The Unofficial Apple Weblog is one of a bunch of sites talking about the leak of Google Talk, also known as Google’s implementation of Jabber. Nice to see Mac support (albeit apparently unofficial) in a new Google product before it ships.

Also nice to see Jabber getting some traction. With an open API and an open source client, it always surprised me that more people haven’t adopted Jabber as a messaging platform of choice, the way UserLand did. Including me. At the moment I can’t even remember my Jabber address.

Dining notes: Oola and Ino Sushi

I haven’t been writing as much the last few days, partly because the show floor has kept me busy, partly because the hotel wanted me to pay for WiFi even if I already bought a day of wired Internet use in my room. Memo to Starwood: for a luxury hotel, you’re sure making me feel nickeled and dimed to death.

I had good luck on this trip with restaurants, thanks to the eGullet Forums. Monday night we tried Oola on Folsom Street, just a block or so south and west of the Moscone Center. Fabulous. A salad of peppery arugula and heirloom tomatoes followed by a daube of lamb with root vegetables—which in the 50-degree San Francisco summer night was richly fulfilling rather than overwhelming as it might have been anywhere else in the continental US. Great wine list—though a little light on my favored Southern Italian wines, they did have a Greco di Tufo from a producer I had never heard of and a good selection of Cotes du Rhone wines, which made up for it. Good ambience too, even if it was a former elevator repair shop.

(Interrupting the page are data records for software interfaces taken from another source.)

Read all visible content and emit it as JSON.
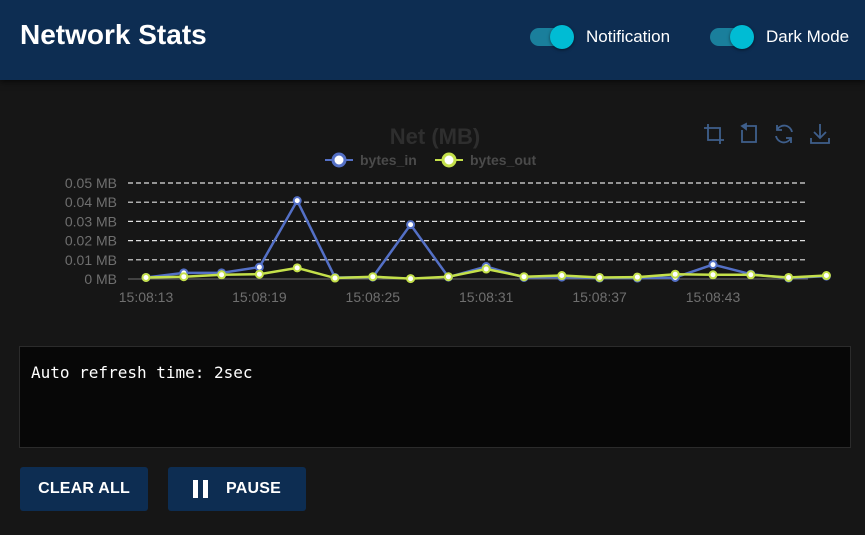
{
  "header": {
    "title": "Network Stats",
    "toggles": [
      {
        "label": "Notification",
        "on": true
      },
      {
        "label": "Dark Mode",
        "on": true
      }
    ]
  },
  "chart_data": {
    "type": "line",
    "title": "Net (MB)",
    "x_tick_labels": [
      "15:08:13",
      "15:08:19",
      "15:08:25",
      "15:08:31",
      "15:08:37",
      "15:08:43"
    ],
    "y_tick_labels": [
      "0 MB",
      "0.01 MB",
      "0.02 MB",
      "0.03 MB",
      "0.04 MB",
      "0.05 MB"
    ],
    "ylim": [
      0,
      0.05
    ],
    "grid": "horizontal dashed",
    "legend_position": "top-center",
    "series": [
      {
        "name": "bytes_in",
        "color": "#5470c6",
        "values": [
          0.0008,
          0.0032,
          0.0032,
          0.0062,
          0.0408,
          0.0008,
          0.001,
          0.0283,
          0.001,
          0.0065,
          0.0008,
          0.001,
          0.0005,
          0.0005,
          0.0008,
          0.0075,
          0.0025,
          0.0005,
          0.0015
        ]
      },
      {
        "name": "bytes_out",
        "color": "#c4e04a",
        "values": [
          0.0008,
          0.0012,
          0.0022,
          0.0025,
          0.0058,
          0.0005,
          0.0012,
          0.0002,
          0.0012,
          0.0052,
          0.0012,
          0.0018,
          0.0008,
          0.001,
          0.0025,
          0.0022,
          0.0022,
          0.0008,
          0.0018
        ]
      }
    ],
    "toolbox": [
      "zoom-icon",
      "zoom-reset-icon",
      "restore-icon",
      "download-icon"
    ]
  },
  "log": {
    "text": "Auto refresh time: 2sec"
  },
  "actions": {
    "clear_label": "CLEAR ALL",
    "pause_label": "PAUSE"
  }
}
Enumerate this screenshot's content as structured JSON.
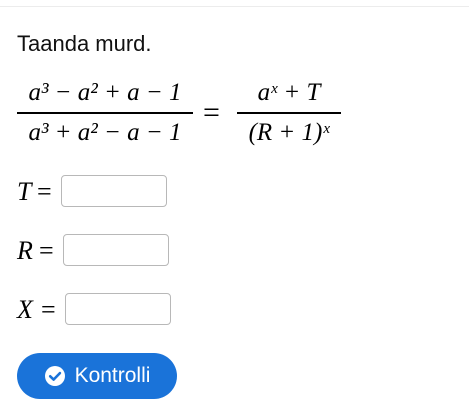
{
  "instruction": "Taanda murd.",
  "equation": {
    "left_numerator": "a³ − a² + a − 1",
    "left_denominator": "a³ + a² − a − 1",
    "equals": "=",
    "right_numerator": "aˣ + T",
    "right_denominator": "(R + 1)ˣ"
  },
  "fields": [
    {
      "label": "T",
      "equals": "=",
      "value": "",
      "placeholder": ""
    },
    {
      "label": "R",
      "equals": "=",
      "value": "",
      "placeholder": ""
    },
    {
      "label": "X",
      "equals": "=",
      "value": "",
      "placeholder": ""
    }
  ],
  "check_button": {
    "label": "Kontrolli",
    "icon": "check-circle-icon"
  },
  "colors": {
    "button_background": "#1a73d9",
    "button_text": "#ffffff",
    "input_border": "#b8b8b8"
  }
}
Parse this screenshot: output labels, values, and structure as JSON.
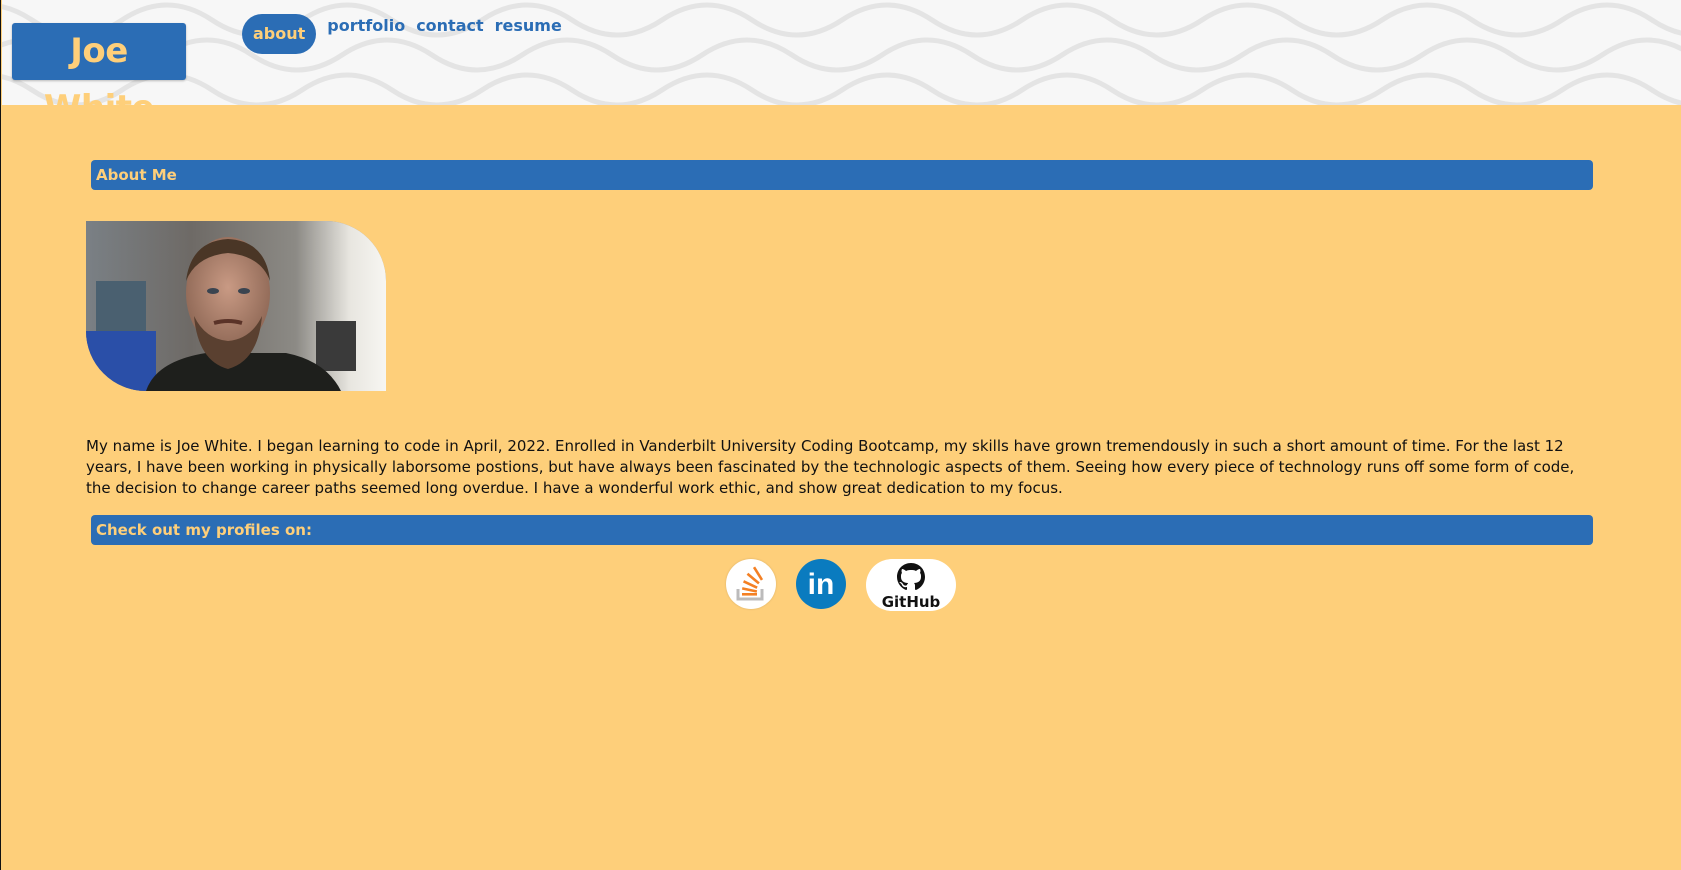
{
  "header": {
    "brand": "Joe White",
    "nav": [
      {
        "label": "about",
        "active": true
      },
      {
        "label": "portfolio",
        "active": false
      },
      {
        "label": "contact",
        "active": false
      },
      {
        "label": "resume",
        "active": false
      }
    ]
  },
  "about": {
    "heading": "About Me",
    "bio": "My name is Joe White. I began learning to code in April, 2022. Enrolled in Vanderbilt University Coding Bootcamp, my skills have grown tremendously in such a short amount of time. For the last 12 years, I have been working in physically laborsome postions, but have always been fascinated by the technologic aspects of them. Seeing how every piece of technology runs off some form of code, the decision to change career paths seemed long overdue. I have a wonderful work ethic, and show great dedication to my focus."
  },
  "profiles": {
    "heading": "Check out my profiles on:",
    "items": [
      {
        "icon": "stackoverflow-icon"
      },
      {
        "icon": "linkedin-icon",
        "text": "in"
      },
      {
        "icon": "github-icon",
        "text": "GitHub"
      }
    ]
  },
  "colors": {
    "background": "#fecf7a",
    "accent": "#2b6db5",
    "header_bg": "#f7f7f7"
  }
}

Tonight my coworker and I were looking for an early meal before we headed airportward, and he suggested sushi. I found recommendations for Ino and we went. I think it was some of the finest sushi and sashimi I’ve ever had. The nigiri, with a little wasabi paste between the fish and the rice, was super fresh and bracing; the sashimi was just brilliant. I have to put in a special word for the unagi, which is broiled to order and served with a suggestion to skip the soy sauce, and may be the most perfect serving of eel I’ve ever tasted. The restaurant itself is tiny, a small mom and pop shop in a Japanese-focused shopping mall next to the Radisson, and very clean—the finished nigiri is placed directly on the sushi bar in front of you. The service was great and personable too, with the wife giving my co-worker a hard time for ordering a Coke (he sheepishly changed to a glass of white wine) and both owners filling us in on the best place to catch a cab after dinner. Highly recommended.